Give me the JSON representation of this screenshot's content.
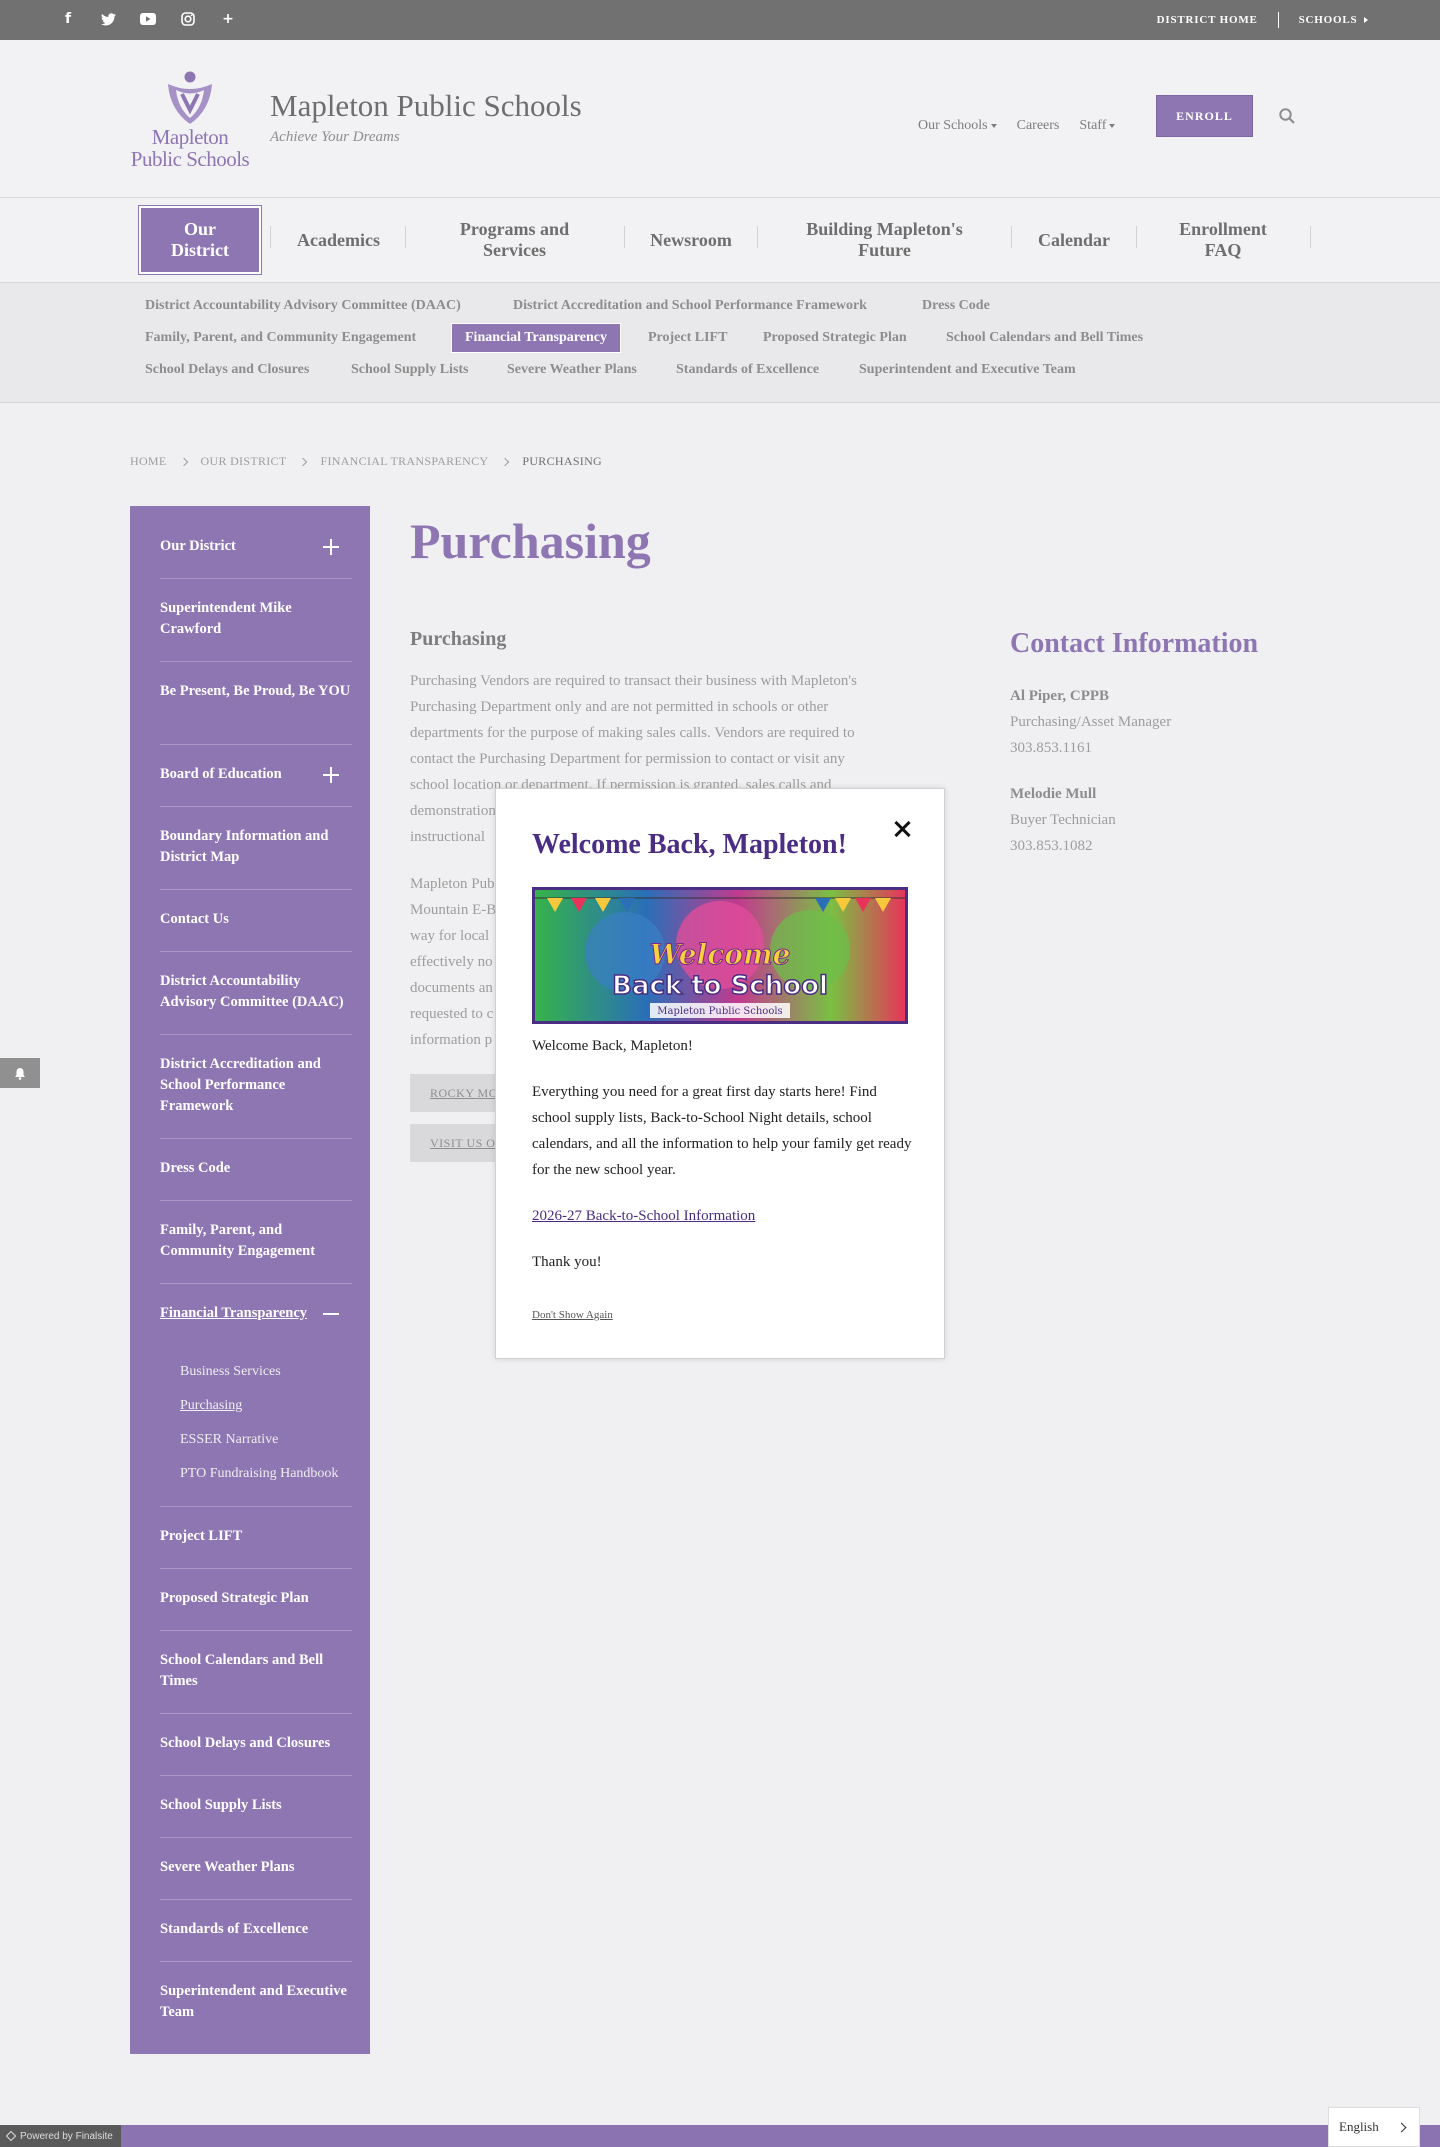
{
  "utility": {
    "social": [
      {
        "icon": "facebook-icon",
        "glyph": "f"
      },
      {
        "icon": "twitter-icon",
        "glyph": "t"
      },
      {
        "icon": "youtube-icon",
        "glyph": "▶"
      },
      {
        "icon": "instagram-icon",
        "glyph": "◎"
      },
      {
        "icon": "plus-icon",
        "glyph": "+"
      }
    ],
    "district_home": "DISTRICT HOME",
    "schools": "SCHOOLS"
  },
  "header": {
    "logo_line1": "Mapleton",
    "logo_line2": "Public Schools",
    "site_name": "Mapleton Public Schools",
    "tagline": "Achieve Your Dreams",
    "nav": {
      "our_schools": "Our Schools",
      "careers": "Careers",
      "staff": "Staff"
    },
    "enroll": "ENROLL"
  },
  "main_nav": [
    "Our\nDistrict",
    "Academics",
    "Programs and\nServices",
    "Newsroom",
    "Building Mapleton's\nFuture",
    "Calendar",
    "Enrollment\nFAQ"
  ],
  "sub_nav": [
    "District Accountability Advisory Committee (DAAC)",
    "District Accreditation and School Performance Framework",
    "Dress Code",
    "Family, Parent, and Community Engagement",
    "Financial Transparency",
    "Project LIFT",
    "Proposed Strategic Plan",
    "School Calendars and Bell Times",
    "School Delays and Closures",
    "School Supply Lists",
    "Severe Weather Plans",
    "Standards of Excellence",
    "Superintendent and Executive Team"
  ],
  "breadcrumb": [
    "HOME",
    "OUR DISTRICT",
    "FINANCIAL TRANSPARENCY",
    "PURCHASING"
  ],
  "side_menu": [
    "Our District",
    "Superintendent Mike Crawford",
    "Be Present, Be Proud, Be YOU",
    "Board of Education",
    "Boundary Information and District Map",
    "Contact Us",
    "District Accountability Advisory Committee (DAAC)",
    "District Accreditation and School Performance Framework",
    "Dress Code",
    "Family, Parent, and Community Engagement",
    "Financial Transparency",
    "Project LIFT",
    "Proposed Strategic Plan",
    "School Calendars and Bell Times",
    "School Delays and Closures",
    "School Supply Lists",
    "Severe Weather Plans",
    "Standards of Excellence",
    "Superintendent and Executive Team"
  ],
  "side_sub": [
    "Business Services",
    "Purchasing",
    "ESSER Narrative",
    "PTO Fundraising Handbook"
  ],
  "content": {
    "title": "Purchasing",
    "section_title": "Purchasing",
    "para1_lines": [
      "Purchasing Vendors are required to transact their business with Mapleton's",
      "Purchasing Department only and are not permitted in schools or other",
      "departments for the purpose of making sales calls. Vendors are required to",
      "contact the Purchasing Department for permission to contact or visit any",
      "school location or department. If permission is granted, sales calls and",
      "demonstration",
      "instructional"
    ],
    "para2_lines": [
      "Mapleton Pub",
      "Mountain E-B",
      "way for local",
      "effectively no",
      "documents an",
      "requested to c",
      "information p"
    ],
    "btn1": "ROCKY MO",
    "btn2": "VISIT US O"
  },
  "contact": {
    "title": "Contact Information",
    "p1_name": "Al Piper, CPPB",
    "p1_role": "Purchasing/Asset Manager",
    "p1_phone": "303.853.1161",
    "p2_name": "Melodie Mull",
    "p2_role": "Buyer Technician",
    "p2_phone": "303.853.1082"
  },
  "modal": {
    "title": "Welcome Back, Mapleton!",
    "banner_welcome": "Welcome",
    "banner_bts": "Back to School",
    "banner_org": "Mapleton Public Schools",
    "greeting": "Welcome Back, Mapleton!",
    "body": "Everything you need for a great first day starts here! Find school supply lists, Back-to-School Night details, school calendars, and all the information to help your family get ready for the new school year.",
    "link": "2026-27 Back-to-School Information",
    "thanks": "Thank you!",
    "dont_show": "Don't Show Again"
  },
  "footer": {
    "powered": "Powered by Finalsite",
    "language": "English"
  },
  "colors": {
    "brand_purple": "#8b72b0",
    "modal_purple": "#4b2d83",
    "utility_gray": "#6d6d6d"
  }
}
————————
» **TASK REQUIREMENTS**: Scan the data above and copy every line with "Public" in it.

» **COMPLETED TASK**:
    "logo_line2": "Public Schools",
    "site_name": "Mapleton Public Schools",
    "banner_org": "Mapleton Public Schools",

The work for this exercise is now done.